Stored data entries
====================

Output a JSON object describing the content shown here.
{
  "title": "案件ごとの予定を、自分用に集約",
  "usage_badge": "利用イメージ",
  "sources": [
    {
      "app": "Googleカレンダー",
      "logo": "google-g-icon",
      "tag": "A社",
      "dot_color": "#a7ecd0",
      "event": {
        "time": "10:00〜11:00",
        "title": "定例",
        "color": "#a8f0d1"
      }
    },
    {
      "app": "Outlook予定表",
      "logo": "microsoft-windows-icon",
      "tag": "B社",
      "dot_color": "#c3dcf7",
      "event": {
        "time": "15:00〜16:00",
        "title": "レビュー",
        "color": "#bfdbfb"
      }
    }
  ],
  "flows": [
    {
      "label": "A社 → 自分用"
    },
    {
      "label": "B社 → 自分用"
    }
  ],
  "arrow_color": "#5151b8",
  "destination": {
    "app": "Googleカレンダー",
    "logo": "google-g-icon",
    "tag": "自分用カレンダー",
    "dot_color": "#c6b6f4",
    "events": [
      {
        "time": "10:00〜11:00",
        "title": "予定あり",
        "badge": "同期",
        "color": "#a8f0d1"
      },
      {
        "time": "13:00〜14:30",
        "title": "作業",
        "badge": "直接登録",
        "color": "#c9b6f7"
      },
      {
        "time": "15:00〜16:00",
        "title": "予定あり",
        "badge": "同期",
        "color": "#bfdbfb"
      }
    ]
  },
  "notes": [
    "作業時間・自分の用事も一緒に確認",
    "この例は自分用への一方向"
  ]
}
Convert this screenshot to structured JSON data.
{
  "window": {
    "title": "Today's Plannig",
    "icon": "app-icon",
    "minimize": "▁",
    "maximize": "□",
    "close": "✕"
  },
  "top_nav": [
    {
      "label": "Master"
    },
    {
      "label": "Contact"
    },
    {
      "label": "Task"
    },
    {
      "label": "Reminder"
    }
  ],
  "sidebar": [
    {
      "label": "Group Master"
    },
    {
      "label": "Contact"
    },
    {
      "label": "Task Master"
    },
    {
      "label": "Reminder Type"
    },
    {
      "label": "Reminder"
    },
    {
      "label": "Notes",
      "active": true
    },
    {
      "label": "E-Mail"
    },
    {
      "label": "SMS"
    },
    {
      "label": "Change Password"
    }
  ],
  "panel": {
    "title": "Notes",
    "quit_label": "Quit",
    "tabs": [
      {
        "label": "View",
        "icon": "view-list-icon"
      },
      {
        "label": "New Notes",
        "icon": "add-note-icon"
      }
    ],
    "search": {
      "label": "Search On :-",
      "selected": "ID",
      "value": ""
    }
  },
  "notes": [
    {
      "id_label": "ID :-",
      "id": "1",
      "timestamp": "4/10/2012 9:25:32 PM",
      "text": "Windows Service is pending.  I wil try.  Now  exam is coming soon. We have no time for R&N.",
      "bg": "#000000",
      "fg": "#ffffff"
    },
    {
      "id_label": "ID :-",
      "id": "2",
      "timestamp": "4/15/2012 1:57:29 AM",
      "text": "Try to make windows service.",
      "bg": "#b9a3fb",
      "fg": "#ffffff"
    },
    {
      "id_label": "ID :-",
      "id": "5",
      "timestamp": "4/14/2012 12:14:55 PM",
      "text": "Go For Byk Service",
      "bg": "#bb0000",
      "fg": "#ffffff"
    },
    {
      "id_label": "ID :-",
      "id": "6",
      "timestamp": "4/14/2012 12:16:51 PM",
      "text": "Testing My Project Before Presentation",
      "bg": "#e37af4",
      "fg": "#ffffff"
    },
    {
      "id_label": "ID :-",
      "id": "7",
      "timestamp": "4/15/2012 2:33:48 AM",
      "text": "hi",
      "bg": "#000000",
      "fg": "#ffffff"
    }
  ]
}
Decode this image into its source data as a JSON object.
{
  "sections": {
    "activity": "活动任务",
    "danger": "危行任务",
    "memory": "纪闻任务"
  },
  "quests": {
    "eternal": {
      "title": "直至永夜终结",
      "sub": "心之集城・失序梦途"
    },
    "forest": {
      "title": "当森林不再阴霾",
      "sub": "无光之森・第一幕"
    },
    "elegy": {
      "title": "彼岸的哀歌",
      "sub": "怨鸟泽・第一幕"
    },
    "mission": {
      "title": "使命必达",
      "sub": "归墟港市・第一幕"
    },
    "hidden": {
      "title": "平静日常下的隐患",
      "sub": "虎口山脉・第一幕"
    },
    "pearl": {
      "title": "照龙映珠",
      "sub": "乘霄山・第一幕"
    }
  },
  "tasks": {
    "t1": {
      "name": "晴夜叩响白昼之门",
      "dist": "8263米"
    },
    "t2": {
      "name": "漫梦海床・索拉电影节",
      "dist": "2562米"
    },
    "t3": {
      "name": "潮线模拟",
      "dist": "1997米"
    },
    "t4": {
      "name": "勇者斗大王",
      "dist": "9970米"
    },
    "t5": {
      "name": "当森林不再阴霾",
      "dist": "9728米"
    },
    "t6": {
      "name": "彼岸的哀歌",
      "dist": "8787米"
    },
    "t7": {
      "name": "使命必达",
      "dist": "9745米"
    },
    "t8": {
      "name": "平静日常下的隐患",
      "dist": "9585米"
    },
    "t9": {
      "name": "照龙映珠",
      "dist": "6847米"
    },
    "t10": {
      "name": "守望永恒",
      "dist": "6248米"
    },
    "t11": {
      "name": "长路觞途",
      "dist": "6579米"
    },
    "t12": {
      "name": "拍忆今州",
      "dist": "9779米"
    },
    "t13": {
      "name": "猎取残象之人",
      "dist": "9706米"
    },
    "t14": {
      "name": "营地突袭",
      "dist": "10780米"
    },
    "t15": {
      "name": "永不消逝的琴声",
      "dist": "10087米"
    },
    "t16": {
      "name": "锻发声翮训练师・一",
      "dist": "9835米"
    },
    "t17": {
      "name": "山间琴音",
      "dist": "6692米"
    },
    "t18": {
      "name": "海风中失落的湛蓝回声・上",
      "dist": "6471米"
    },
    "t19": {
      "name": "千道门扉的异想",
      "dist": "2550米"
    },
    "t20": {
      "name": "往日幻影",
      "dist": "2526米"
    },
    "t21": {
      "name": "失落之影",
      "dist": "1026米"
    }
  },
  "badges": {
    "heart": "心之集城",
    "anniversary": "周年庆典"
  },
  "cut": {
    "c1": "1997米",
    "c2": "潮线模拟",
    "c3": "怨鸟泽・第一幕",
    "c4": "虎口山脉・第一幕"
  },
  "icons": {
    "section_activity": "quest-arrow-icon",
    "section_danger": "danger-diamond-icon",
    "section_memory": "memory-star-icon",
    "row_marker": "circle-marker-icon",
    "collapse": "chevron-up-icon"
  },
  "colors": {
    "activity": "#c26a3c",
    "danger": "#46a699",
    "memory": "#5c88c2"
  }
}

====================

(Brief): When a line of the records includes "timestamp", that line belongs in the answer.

(Result of the task):
      "timestamp": "4/10/2012 9:25:32 PM",
      "timestamp": "4/15/2012 1:57:29 AM",
      "timestamp": "4/14/2012 12:14:55 PM",
      "timestamp": "4/14/2012 12:16:51 PM",
      "timestamp": "4/15/2012 2:33:48 AM",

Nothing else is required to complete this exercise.